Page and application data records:
++++++

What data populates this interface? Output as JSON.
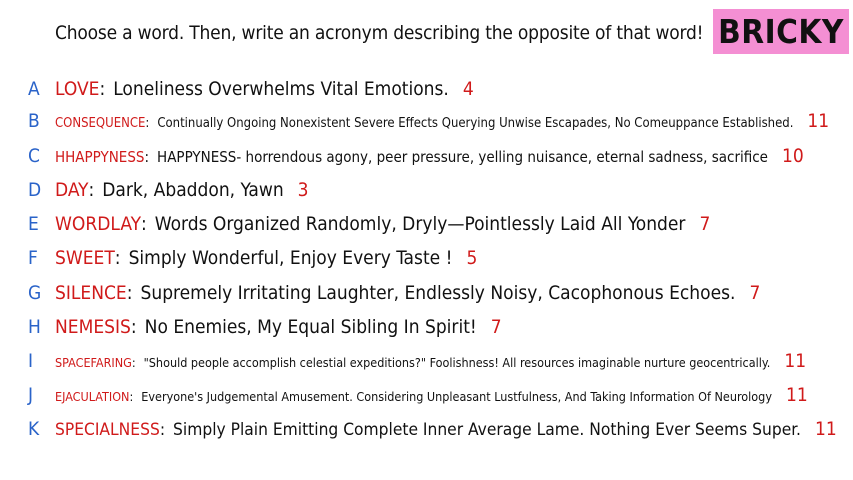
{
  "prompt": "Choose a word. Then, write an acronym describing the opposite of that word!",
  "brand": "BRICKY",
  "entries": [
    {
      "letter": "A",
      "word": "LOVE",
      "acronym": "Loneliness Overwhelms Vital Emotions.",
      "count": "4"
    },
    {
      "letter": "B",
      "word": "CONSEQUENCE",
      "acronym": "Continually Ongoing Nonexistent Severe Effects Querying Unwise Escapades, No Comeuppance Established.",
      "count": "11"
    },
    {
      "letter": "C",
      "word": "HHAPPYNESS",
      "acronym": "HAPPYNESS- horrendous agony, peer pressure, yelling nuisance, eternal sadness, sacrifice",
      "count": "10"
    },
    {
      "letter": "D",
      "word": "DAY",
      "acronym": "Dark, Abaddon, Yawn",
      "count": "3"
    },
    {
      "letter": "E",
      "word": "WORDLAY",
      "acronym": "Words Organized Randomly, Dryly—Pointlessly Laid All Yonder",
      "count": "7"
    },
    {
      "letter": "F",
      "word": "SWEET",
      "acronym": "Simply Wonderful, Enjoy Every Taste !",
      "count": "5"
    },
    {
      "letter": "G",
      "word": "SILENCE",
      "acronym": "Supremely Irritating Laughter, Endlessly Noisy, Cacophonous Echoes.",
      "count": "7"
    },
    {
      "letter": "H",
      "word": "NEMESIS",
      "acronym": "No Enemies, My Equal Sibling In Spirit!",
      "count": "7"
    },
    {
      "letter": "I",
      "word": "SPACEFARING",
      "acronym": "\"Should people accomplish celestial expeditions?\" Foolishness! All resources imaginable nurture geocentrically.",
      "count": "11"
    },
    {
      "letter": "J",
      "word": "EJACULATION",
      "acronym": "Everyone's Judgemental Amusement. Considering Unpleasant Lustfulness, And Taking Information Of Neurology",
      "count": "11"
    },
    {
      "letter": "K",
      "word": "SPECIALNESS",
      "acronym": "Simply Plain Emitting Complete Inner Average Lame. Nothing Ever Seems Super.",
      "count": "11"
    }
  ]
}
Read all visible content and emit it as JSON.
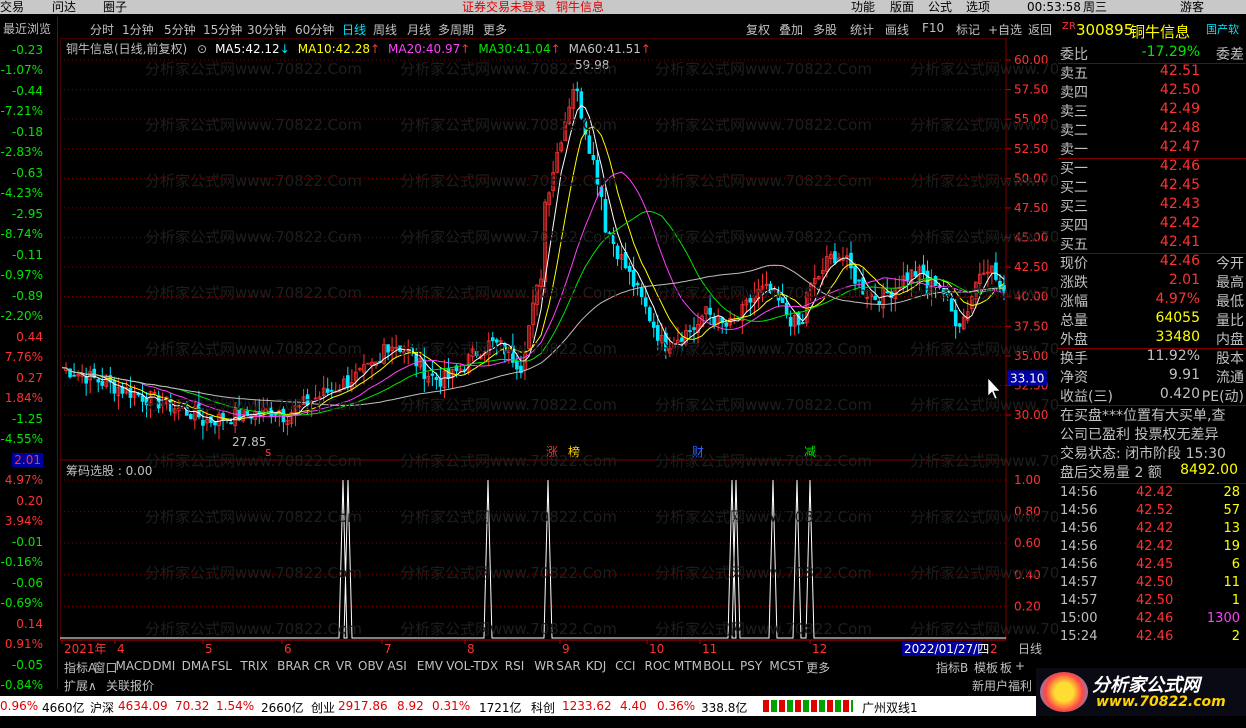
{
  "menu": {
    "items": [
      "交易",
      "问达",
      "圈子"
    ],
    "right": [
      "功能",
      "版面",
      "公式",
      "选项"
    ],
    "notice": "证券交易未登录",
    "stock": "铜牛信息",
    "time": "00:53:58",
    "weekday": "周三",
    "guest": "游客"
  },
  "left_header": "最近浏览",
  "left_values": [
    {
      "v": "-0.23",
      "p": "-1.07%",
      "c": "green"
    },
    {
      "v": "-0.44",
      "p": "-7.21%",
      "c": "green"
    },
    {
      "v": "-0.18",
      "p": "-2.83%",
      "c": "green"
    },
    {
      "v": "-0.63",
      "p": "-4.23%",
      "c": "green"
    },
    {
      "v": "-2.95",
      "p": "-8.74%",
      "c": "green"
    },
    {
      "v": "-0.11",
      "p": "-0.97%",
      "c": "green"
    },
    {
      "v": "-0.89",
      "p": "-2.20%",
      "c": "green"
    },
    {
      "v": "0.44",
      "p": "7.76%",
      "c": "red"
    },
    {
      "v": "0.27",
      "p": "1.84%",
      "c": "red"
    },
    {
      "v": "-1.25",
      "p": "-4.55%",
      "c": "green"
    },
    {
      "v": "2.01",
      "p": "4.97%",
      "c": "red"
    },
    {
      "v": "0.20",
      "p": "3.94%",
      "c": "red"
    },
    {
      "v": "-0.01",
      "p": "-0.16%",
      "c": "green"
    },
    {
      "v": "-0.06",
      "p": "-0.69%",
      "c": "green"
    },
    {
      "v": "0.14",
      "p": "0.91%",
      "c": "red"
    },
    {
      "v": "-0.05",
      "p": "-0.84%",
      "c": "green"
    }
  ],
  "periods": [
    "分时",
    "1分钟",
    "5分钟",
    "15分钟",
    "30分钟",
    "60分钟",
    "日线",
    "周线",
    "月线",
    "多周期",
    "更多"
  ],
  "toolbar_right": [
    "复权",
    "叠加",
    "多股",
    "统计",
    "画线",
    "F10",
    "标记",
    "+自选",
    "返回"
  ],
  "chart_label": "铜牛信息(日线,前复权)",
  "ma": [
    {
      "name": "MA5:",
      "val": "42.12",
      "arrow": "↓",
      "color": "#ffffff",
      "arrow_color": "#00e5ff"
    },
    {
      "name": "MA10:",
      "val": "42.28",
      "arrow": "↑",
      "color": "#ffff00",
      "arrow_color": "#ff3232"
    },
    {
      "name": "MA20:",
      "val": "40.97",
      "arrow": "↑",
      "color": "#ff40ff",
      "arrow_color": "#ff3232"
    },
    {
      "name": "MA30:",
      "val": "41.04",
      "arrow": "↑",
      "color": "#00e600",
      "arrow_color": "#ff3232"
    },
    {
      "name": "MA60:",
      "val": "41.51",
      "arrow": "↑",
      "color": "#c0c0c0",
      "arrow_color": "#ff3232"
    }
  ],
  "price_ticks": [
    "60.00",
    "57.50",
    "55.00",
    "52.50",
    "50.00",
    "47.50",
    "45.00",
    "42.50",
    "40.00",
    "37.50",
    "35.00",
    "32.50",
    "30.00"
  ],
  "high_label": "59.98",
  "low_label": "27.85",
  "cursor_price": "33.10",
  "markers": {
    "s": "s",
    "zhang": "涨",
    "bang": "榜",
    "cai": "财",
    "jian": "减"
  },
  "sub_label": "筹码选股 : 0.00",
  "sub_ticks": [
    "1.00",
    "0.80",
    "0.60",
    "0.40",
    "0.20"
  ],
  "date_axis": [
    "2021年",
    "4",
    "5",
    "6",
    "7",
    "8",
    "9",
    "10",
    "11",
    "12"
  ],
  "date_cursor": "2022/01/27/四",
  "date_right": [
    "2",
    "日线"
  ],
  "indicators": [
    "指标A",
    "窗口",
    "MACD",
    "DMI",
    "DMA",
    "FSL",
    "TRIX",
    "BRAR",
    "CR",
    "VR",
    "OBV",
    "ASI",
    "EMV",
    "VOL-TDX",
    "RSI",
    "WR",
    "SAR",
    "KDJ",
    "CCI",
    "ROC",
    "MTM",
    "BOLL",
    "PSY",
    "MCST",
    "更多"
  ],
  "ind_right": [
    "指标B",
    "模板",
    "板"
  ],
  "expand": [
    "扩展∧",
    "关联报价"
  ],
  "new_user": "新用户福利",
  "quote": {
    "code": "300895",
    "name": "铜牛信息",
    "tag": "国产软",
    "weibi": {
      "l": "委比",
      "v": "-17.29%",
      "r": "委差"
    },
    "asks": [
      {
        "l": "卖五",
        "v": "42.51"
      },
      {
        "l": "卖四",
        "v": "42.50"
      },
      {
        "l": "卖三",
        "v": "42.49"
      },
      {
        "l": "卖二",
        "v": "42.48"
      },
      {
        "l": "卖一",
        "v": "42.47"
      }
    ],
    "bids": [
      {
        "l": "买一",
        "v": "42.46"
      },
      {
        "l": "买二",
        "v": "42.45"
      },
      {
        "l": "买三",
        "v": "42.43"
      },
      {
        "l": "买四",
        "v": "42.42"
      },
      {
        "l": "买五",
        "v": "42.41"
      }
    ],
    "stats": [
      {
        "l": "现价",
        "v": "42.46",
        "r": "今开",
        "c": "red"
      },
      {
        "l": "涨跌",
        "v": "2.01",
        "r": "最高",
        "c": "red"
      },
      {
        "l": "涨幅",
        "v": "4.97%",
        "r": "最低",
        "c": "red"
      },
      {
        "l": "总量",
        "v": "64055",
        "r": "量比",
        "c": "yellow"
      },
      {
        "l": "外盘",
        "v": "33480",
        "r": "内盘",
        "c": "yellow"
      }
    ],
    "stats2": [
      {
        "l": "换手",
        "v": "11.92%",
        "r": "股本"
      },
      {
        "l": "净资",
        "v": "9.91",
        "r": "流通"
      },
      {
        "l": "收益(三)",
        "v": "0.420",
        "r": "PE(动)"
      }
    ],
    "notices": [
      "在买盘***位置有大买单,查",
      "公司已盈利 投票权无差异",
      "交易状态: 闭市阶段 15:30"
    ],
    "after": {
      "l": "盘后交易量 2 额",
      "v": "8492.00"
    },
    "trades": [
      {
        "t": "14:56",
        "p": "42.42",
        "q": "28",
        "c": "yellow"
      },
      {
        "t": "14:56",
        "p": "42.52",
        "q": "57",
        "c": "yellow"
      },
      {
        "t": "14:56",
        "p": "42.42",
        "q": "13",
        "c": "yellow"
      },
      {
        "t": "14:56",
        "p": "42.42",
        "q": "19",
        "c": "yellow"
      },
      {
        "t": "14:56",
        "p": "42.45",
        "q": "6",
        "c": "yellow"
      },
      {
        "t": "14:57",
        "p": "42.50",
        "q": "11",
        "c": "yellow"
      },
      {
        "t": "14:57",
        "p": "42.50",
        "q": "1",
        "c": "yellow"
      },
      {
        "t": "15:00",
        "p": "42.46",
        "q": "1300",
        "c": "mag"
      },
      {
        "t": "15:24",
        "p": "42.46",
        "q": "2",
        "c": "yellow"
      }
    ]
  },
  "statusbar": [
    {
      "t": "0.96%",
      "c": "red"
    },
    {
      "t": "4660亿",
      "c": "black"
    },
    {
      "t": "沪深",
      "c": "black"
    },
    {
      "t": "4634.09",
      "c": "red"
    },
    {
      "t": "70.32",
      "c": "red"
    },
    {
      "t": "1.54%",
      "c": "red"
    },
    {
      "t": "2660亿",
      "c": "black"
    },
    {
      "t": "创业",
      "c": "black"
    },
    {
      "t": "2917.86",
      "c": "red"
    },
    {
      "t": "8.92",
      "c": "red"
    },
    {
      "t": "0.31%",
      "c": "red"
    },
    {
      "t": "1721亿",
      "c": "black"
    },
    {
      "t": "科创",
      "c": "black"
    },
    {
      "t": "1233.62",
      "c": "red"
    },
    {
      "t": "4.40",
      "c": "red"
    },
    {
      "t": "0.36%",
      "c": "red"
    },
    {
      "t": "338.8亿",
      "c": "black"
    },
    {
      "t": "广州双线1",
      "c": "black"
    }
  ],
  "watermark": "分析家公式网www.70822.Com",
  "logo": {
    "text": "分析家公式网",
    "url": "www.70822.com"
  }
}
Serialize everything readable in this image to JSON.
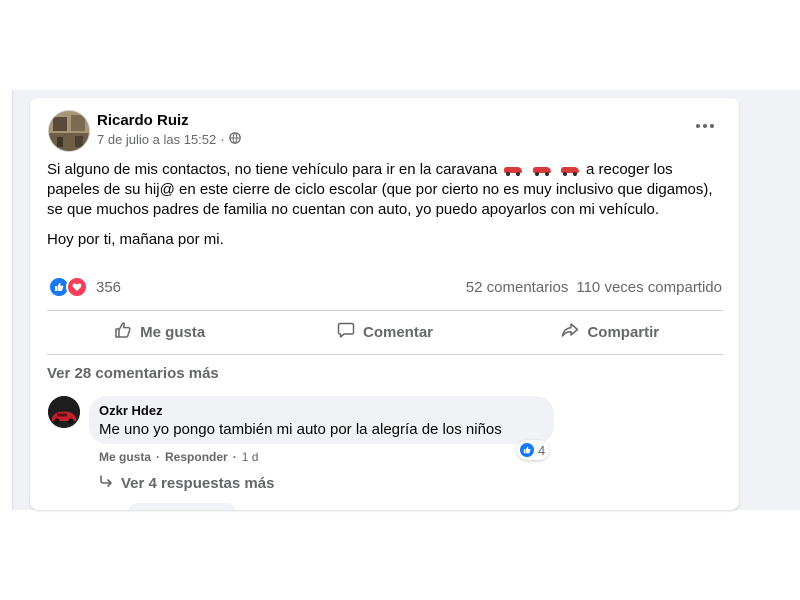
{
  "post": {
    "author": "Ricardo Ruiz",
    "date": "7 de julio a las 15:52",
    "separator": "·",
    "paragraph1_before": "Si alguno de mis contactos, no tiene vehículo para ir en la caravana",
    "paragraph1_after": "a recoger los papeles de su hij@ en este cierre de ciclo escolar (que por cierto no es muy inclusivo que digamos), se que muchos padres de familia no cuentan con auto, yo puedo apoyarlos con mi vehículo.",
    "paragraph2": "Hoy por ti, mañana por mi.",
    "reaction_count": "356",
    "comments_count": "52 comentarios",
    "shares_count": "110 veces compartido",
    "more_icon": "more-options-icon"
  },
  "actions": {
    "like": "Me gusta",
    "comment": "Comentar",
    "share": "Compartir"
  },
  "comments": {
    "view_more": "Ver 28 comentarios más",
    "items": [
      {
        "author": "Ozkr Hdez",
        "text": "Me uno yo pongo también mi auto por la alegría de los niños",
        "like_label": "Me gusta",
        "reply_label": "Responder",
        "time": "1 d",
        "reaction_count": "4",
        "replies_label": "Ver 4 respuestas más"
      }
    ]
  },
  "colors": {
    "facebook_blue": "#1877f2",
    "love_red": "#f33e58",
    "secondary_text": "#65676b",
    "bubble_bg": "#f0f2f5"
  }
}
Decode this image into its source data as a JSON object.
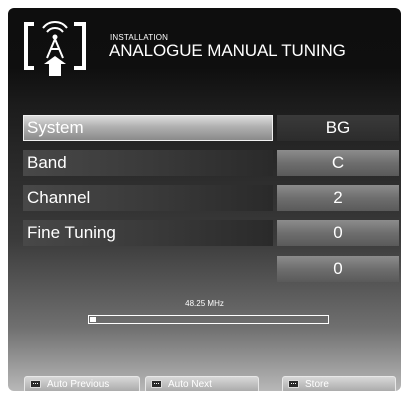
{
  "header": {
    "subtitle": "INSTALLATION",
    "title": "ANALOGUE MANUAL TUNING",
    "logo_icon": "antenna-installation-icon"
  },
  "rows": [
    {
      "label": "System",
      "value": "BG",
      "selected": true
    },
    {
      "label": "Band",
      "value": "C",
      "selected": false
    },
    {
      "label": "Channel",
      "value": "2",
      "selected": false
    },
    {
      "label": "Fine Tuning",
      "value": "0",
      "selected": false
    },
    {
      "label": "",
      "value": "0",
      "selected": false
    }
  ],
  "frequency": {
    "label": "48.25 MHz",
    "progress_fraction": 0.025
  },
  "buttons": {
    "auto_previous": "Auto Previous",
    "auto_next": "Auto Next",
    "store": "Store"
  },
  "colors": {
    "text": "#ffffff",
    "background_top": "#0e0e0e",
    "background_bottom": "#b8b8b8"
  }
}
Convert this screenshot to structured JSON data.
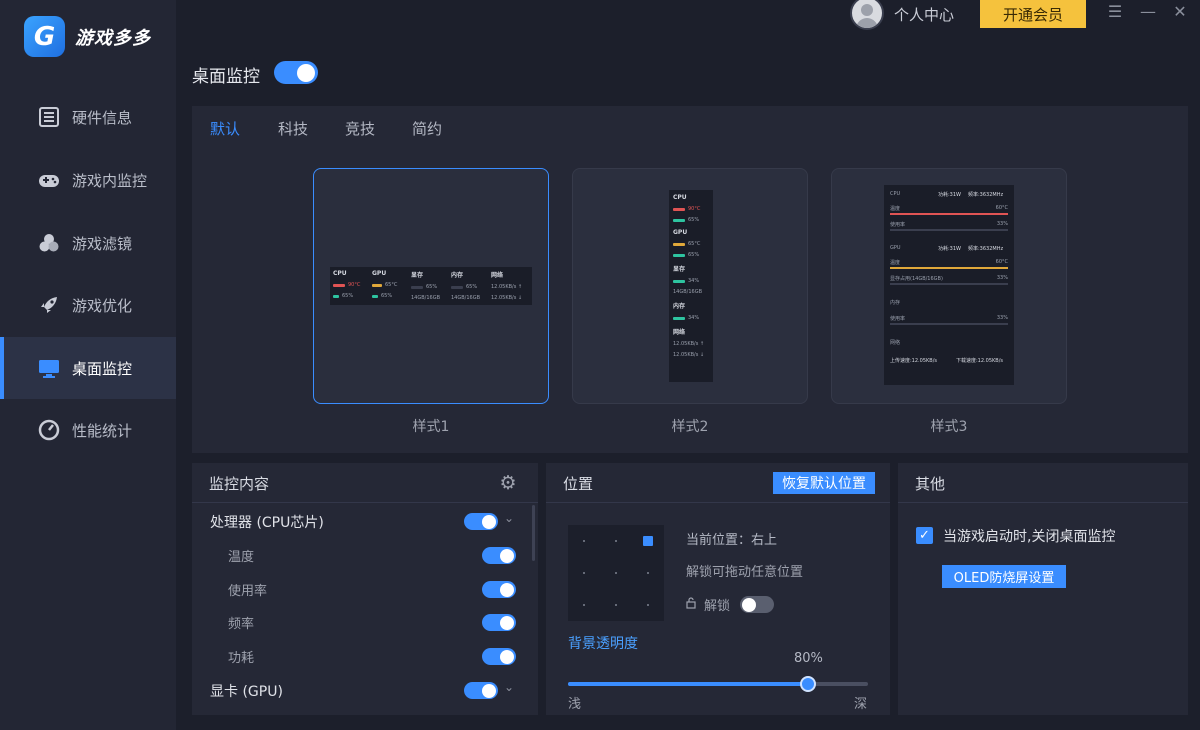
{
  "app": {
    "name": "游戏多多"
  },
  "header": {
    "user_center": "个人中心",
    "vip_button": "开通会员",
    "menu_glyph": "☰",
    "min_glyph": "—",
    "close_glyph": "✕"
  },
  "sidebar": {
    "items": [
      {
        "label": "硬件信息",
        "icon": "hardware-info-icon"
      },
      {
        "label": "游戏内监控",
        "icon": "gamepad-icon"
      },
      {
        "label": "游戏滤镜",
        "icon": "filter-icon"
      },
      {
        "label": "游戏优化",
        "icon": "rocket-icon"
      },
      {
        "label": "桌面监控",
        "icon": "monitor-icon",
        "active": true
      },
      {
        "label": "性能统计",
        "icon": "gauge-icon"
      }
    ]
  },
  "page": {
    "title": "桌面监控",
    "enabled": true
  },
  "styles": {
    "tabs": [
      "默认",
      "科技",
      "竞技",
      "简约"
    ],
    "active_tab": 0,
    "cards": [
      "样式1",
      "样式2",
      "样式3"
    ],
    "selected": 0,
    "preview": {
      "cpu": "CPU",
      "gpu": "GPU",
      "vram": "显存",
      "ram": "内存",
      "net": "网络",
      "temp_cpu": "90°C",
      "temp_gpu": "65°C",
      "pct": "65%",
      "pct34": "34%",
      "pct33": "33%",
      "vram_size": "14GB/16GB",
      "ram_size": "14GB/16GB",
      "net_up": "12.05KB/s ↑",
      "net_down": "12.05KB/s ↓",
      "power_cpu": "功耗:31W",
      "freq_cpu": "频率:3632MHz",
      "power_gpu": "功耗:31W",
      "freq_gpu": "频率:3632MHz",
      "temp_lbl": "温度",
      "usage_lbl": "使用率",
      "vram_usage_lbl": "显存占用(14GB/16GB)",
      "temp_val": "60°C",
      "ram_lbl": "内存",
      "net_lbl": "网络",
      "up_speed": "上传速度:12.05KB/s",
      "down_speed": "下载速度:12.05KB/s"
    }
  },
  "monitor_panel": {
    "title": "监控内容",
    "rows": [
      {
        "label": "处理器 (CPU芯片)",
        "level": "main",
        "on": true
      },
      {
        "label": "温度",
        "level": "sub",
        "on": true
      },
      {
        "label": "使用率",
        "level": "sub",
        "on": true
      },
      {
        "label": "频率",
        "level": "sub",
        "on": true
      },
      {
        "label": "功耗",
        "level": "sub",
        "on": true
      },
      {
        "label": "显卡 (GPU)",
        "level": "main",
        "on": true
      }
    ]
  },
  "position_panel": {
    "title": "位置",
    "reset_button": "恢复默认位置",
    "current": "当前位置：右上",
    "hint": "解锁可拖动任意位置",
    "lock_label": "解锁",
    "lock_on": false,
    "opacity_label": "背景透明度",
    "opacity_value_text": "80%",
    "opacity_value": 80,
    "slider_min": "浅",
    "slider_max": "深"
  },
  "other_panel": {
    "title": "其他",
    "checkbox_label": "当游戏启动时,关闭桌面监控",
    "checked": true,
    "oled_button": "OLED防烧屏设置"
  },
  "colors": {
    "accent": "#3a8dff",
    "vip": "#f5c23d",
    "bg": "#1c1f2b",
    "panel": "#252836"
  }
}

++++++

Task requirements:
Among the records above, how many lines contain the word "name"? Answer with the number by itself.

Exercise solution:
7